Microsoft has announced the first service pack for SQL Server 2005, five months after releasing the database s...
SQL Server 2005 Service Pack 1 (SP1) includes a production-ready database mirroring function, designed to sustain continuous availability if the main database crashes. Microsoft said the database mirroring function had been tested by 20 existing users.
The database mirroring in SP1 complements the existing always-on technologies in SQL Server 2005, such as failover clustering, database snapshots, snapshot isolation and log shipping.
The service pack also offers a new SQL Server Management Studio Express tool. This is a graphical management environment for SQL Server Express Edition and enterprise reporting support for SAP Netweaver Business Intelligence.
Netweaver support is achieved using two new components in SP1: a Microsoft .net data provider for SAP Netweaver Business Intelligence and a new MDX Query Designer.

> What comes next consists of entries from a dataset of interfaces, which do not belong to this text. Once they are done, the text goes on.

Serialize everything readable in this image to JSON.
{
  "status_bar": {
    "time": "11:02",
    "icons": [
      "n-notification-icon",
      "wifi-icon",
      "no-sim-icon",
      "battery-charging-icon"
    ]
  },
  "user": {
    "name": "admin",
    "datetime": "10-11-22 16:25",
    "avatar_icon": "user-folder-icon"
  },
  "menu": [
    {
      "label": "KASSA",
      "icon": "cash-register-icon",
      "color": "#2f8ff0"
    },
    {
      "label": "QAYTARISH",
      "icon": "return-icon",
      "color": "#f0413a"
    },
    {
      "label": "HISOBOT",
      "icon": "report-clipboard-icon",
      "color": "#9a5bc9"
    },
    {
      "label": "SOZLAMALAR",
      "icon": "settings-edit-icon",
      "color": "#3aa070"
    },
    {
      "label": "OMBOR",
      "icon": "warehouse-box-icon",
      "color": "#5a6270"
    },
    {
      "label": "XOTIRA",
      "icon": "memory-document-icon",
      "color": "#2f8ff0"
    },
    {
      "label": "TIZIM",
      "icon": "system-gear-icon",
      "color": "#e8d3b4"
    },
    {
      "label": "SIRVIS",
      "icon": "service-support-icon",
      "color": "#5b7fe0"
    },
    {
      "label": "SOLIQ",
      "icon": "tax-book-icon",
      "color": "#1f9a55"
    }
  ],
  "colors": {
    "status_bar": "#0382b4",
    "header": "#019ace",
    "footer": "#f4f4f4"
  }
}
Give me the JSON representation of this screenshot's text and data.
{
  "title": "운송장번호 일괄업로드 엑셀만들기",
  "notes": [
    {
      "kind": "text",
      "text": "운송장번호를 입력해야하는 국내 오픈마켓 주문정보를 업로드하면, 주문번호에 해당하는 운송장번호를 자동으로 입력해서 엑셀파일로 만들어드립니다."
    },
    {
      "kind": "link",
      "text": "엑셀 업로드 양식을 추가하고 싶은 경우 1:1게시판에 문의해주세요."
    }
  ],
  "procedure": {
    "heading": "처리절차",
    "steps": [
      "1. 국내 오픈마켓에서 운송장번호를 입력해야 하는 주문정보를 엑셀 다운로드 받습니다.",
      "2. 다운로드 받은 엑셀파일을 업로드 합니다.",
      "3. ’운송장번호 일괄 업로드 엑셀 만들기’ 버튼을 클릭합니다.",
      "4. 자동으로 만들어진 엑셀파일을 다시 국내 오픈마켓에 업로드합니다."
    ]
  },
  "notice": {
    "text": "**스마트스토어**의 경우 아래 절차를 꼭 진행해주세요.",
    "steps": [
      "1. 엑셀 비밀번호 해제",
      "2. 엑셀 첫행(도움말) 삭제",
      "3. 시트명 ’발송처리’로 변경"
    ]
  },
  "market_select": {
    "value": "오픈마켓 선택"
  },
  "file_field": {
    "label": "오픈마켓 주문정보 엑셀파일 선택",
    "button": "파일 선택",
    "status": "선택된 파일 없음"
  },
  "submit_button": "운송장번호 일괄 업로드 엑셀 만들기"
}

Microsoft said that the components were designed to help SAP users create and manage reports on information held in any SAP BW datawarehouse.
Paul Flessner, senior vice-president of Microsoft’s data and storage platform division, said, “It has been very gratifying to see the level of excitement, engagement and rapid adoption of SQL Server 2005 by our customers and partners.”
The large volume of feedback had helped the company deliver SP1 quickly, he added.
Microsoft said it would update the SQL Server software approximately every 24 to 36 months to support functions such as continuous availability, automation and end-to-end business insight for better business decisions.
Earlier this month Microsoft acquired ProClarity, a provider of analysis and visualisation technologies that work in association with SQL Server 2005,
Analyst firm Forrester Research said that this acquisition gave users assessing a business intelligence standard another viable option.
“Microsoft has added a credible reporting and analysis front-end product suite to its core business intelligence engine, making this a complete reporting and analysis solution that buyers should add to the shortlist of business intelligence options,” said Forrester analyst Keith Giles in a paper on the acquisition.